Problem details:
Report each line from the records where the string "network" turns up.

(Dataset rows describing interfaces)
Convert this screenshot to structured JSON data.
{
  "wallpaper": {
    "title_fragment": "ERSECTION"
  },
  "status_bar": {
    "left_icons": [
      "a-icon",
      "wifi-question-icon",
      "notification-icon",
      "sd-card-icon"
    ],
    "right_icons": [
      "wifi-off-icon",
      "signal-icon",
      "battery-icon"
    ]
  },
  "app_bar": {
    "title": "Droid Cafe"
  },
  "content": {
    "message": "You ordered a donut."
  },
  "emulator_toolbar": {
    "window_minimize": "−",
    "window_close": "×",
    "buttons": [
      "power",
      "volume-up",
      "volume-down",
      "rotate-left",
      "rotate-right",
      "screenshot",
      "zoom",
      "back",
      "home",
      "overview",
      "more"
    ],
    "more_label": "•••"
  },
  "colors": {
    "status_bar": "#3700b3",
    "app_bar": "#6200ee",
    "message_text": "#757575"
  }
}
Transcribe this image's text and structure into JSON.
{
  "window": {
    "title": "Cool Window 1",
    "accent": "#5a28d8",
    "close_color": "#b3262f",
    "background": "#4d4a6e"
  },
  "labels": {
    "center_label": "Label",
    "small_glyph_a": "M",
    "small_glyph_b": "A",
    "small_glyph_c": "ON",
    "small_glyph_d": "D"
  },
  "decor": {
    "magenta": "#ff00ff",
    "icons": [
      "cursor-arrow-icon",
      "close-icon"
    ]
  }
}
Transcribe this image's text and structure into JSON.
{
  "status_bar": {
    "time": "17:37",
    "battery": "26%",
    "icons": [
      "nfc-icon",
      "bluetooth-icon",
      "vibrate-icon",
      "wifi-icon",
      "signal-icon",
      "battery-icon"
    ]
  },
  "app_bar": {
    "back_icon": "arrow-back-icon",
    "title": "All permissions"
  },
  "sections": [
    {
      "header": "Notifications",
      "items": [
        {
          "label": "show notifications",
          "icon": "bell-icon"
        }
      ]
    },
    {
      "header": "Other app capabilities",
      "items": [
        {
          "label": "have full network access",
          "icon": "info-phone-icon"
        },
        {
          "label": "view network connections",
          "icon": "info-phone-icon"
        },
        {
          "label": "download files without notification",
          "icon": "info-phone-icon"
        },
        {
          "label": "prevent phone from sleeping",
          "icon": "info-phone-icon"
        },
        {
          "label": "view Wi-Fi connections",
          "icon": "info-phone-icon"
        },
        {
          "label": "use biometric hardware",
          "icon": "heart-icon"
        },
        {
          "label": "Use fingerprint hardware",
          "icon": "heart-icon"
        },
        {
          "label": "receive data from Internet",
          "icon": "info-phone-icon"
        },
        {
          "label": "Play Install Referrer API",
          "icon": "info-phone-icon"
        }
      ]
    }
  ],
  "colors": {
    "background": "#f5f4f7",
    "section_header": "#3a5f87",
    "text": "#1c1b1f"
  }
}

Answer space:
          "label": "have full network access",
          "label": "view network connections",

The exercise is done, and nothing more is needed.